** What is being asked **
Leave out each picture. Repeat everything else in the records exactly.

=== Recorded information ===

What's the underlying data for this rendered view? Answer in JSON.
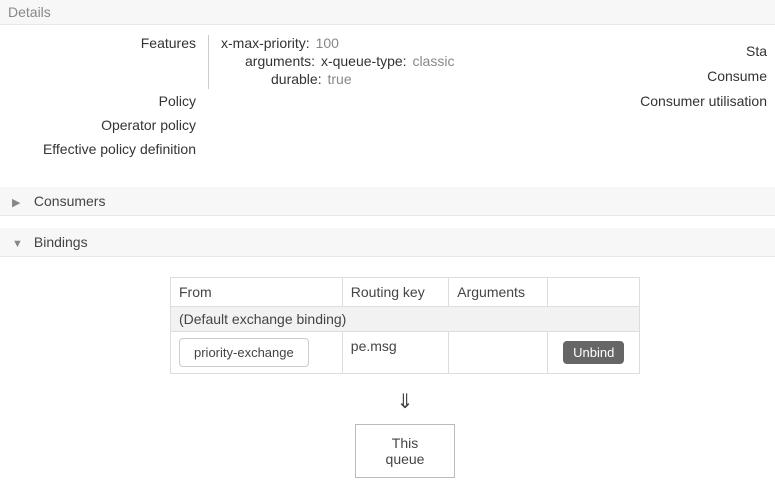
{
  "sections": {
    "details": {
      "title": "Details"
    },
    "consumers": {
      "title": "Consumers"
    },
    "bindings": {
      "title": "Bindings"
    }
  },
  "details": {
    "features_label": "Features",
    "features": {
      "x_max_priority_key": "x-max-priority:",
      "x_max_priority_val": "100",
      "arguments_key": "arguments:",
      "arguments_inner_key": "x-queue-type:",
      "arguments_inner_val": "classic",
      "durable_key": "durable:",
      "durable_val": "true"
    },
    "policy_label": "Policy",
    "operator_policy_label": "Operator policy",
    "effective_policy_label": "Effective policy definition"
  },
  "meta": {
    "state": "Sta",
    "consumers": "Consume",
    "consumer_utilisation": "Consumer utilisation"
  },
  "bindings_table": {
    "col_from": "From",
    "col_routing_key": "Routing key",
    "col_arguments": "Arguments",
    "default_row": "(Default exchange binding)",
    "row1_from": "priority-exchange",
    "row1_key": "pe.msg",
    "row1_args": "",
    "unbind_label": "Unbind"
  },
  "flow": {
    "arrow": "⇓",
    "this_queue": "This queue"
  }
}
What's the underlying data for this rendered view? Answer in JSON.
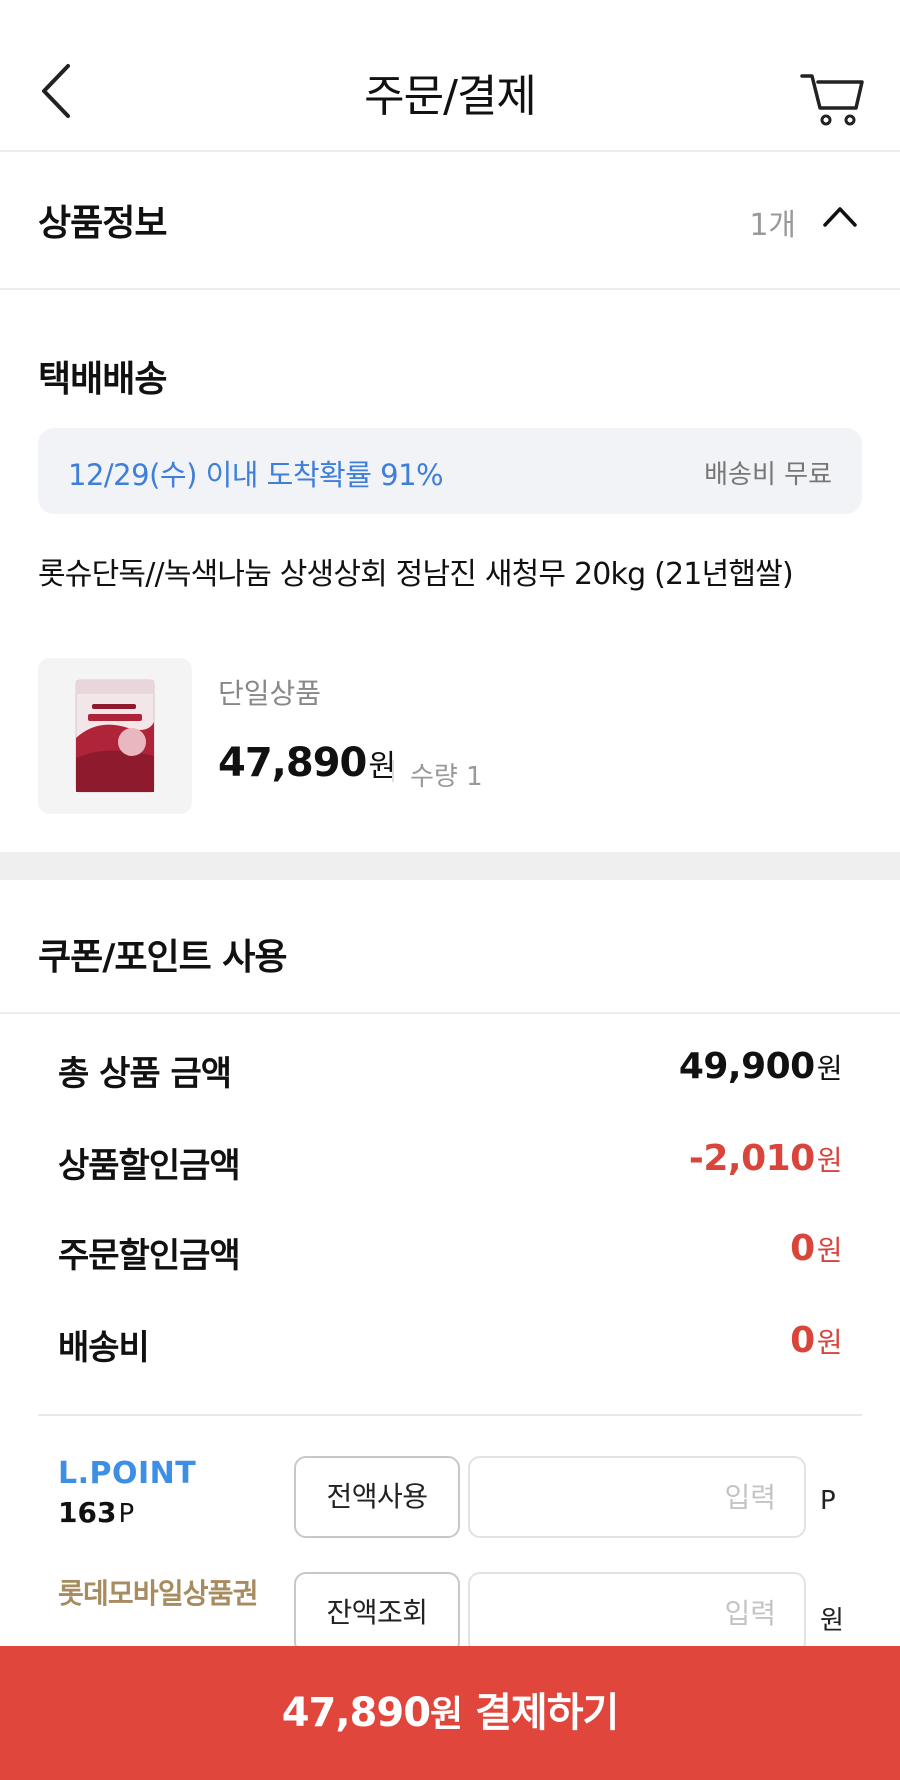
{
  "header": {
    "title": "주문/결제"
  },
  "product_info": {
    "title": "상품정보",
    "count": "1개"
  },
  "delivery": {
    "section_title": "택배배송",
    "eta": "12/29(수) 이내 도착확률 91%",
    "fee": "배송비 무료",
    "product_name": "롯슈단독//녹색나눔 상생상회 정남진 새청무 20kg (21년햅쌀)",
    "option": "단일상품",
    "price": "47,890",
    "price_unit": "원",
    "quantity": "수량 1"
  },
  "coupon": {
    "section_title": "쿠폰/포인트 사용"
  },
  "summary": [
    {
      "label": "총 상품 금액",
      "value": "49,900",
      "unit": "원"
    },
    {
      "label": "상품할인금액",
      "value": "-2,010",
      "unit": "원"
    },
    {
      "label": "주문할인금액",
      "value": "0",
      "unit": "원"
    },
    {
      "label": "배송비",
      "value": "0",
      "unit": "원"
    }
  ],
  "lpoint": {
    "brand": "L.POINT",
    "balance": "163",
    "balance_unit": "P",
    "button": "전액사용",
    "placeholder": "입력",
    "unit": "P"
  },
  "giftcard": {
    "brand": "롯데모바일상품권",
    "button": "잔액조회",
    "placeholder": "입력",
    "unit": "원"
  },
  "pay": {
    "amount": "47,890",
    "unit": "원",
    "label": "결제하기"
  },
  "colors": {
    "accent_red": "#e0463c",
    "discount_red": "#d9453b",
    "eta_blue": "#3d7fd9",
    "lpoint_blue": "#3d8fe6",
    "giftcard_gold": "#a68c5f"
  },
  "icons": {
    "back": "chevron-left-icon",
    "cart": "cart-icon",
    "collapse": "chevron-up-icon"
  }
}
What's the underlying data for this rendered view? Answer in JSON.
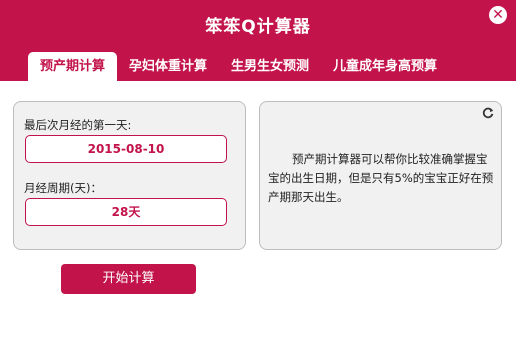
{
  "app": {
    "title": "笨笨Q计算器"
  },
  "tabs": [
    {
      "label": "预产期计算"
    },
    {
      "label": "孕妇体重计算"
    },
    {
      "label": "生男生女预测"
    },
    {
      "label": "儿童成年身高预算"
    }
  ],
  "form": {
    "last_period_label": "最后次月经的第一天:",
    "last_period_value": "2015-08-10",
    "cycle_label": "月经周期(天)：",
    "cycle_value": "28天",
    "start_button": "开始计算"
  },
  "info": {
    "text": "预产期计算器可以帮你比较准确掌握宝宝的出生日期，但是只有5%的宝宝正好在预产期那天出生。"
  },
  "colors": {
    "brand": "#c2134a"
  }
}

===

** Reply **
What's the underlying data for this rendered view? Answer in JSON.
{
  "sections": {
    "details": {
      "title": "Details"
    },
    "consumers": {
      "title": "Consumers"
    },
    "bindings": {
      "title": "Bindings"
    }
  },
  "details": {
    "features_label": "Features",
    "features": {
      "x_max_priority_key": "x-max-priority:",
      "x_max_priority_val": "100",
      "arguments_key": "arguments:",
      "arguments_inner_key": "x-queue-type:",
      "arguments_inner_val": "classic",
      "durable_key": "durable:",
      "durable_val": "true"
    },
    "policy_label": "Policy",
    "operator_policy_label": "Operator policy",
    "effective_policy_label": "Effective policy definition"
  },
  "meta": {
    "state": "Sta",
    "consumers": "Consume",
    "consumer_utilisation": "Consumer utilisation"
  },
  "bindings_table": {
    "col_from": "From",
    "col_routing_key": "Routing key",
    "col_arguments": "Arguments",
    "default_row": "(Default exchange binding)",
    "row1_from": "priority-exchange",
    "row1_key": "pe.msg",
    "row1_args": "",
    "unbind_label": "Unbind"
  },
  "flow": {
    "arrow": "⇓",
    "this_queue": "This queue"
  }
}
What's the underlying data for this rendered view? Answer in JSON.
{
  "header": {
    "title": "주문/결제"
  },
  "product_info": {
    "title": "상품정보",
    "count": "1개"
  },
  "delivery": {
    "section_title": "택배배송",
    "eta": "12/29(수) 이내 도착확률 91%",
    "fee": "배송비 무료",
    "product_name": "롯슈단독//녹색나눔 상생상회 정남진 새청무 20kg (21년햅쌀)",
    "option": "단일상품",
    "price": "47,890",
    "price_unit": "원",
    "quantity": "수량 1"
  },
  "coupon": {
    "section_title": "쿠폰/포인트 사용"
  },
  "summary": [
    {
      "label": "총 상품 금액",
      "value": "49,900",
      "unit": "원"
    },
    {
      "label": "상품할인금액",
      "value": "-2,010",
      "unit": "원"
    },
    {
      "label": "주문할인금액",
      "value": "0",
      "unit": "원"
    },
    {
      "label": "배송비",
      "value": "0",
      "unit": "원"
    }
  ],
  "lpoint": {
    "brand": "L.POINT",
    "balance": "163",
    "balance_unit": "P",
    "button": "전액사용",
    "placeholder": "입력",
    "unit": "P"
  },
  "giftcard": {
    "brand": "롯데모바일상품권",
    "button": "잔액조회",
    "placeholder": "입력",
    "unit": "원"
  },
  "pay": {
    "amount": "47,890",
    "unit": "원",
    "label": "결제하기"
  },
  "colors": {
    "accent_red": "#e0463c",
    "discount_red": "#d9453b",
    "eta_blue": "#3d7fd9",
    "lpoint_blue": "#3d8fe6",
    "giftcard_gold": "#a68c5f"
  },
  "icons": {
    "back": "chevron-left-icon",
    "cart": "cart-icon",
    "collapse": "chevron-up-icon"
  }
}
What's the underlying data for this rendered view? Answer in JSON.
{
  "app": {
    "title": "笨笨Q计算器"
  },
  "tabs": [
    {
      "label": "预产期计算"
    },
    {
      "label": "孕妇体重计算"
    },
    {
      "label": "生男生女预测"
    },
    {
      "label": "儿童成年身高预算"
    }
  ],
  "form": {
    "last_period_label": "最后次月经的第一天:",
    "last_period_value": "2015-08-10",
    "cycle_label": "月经周期(天)：",
    "cycle_value": "28天",
    "start_button": "开始计算"
  },
  "info": {
    "text": "预产期计算器可以帮你比较准确掌握宝宝的出生日期，但是只有5%的宝宝正好在预产期那天出生。"
  },
  "colors": {
    "brand": "#c2134a"
  }
}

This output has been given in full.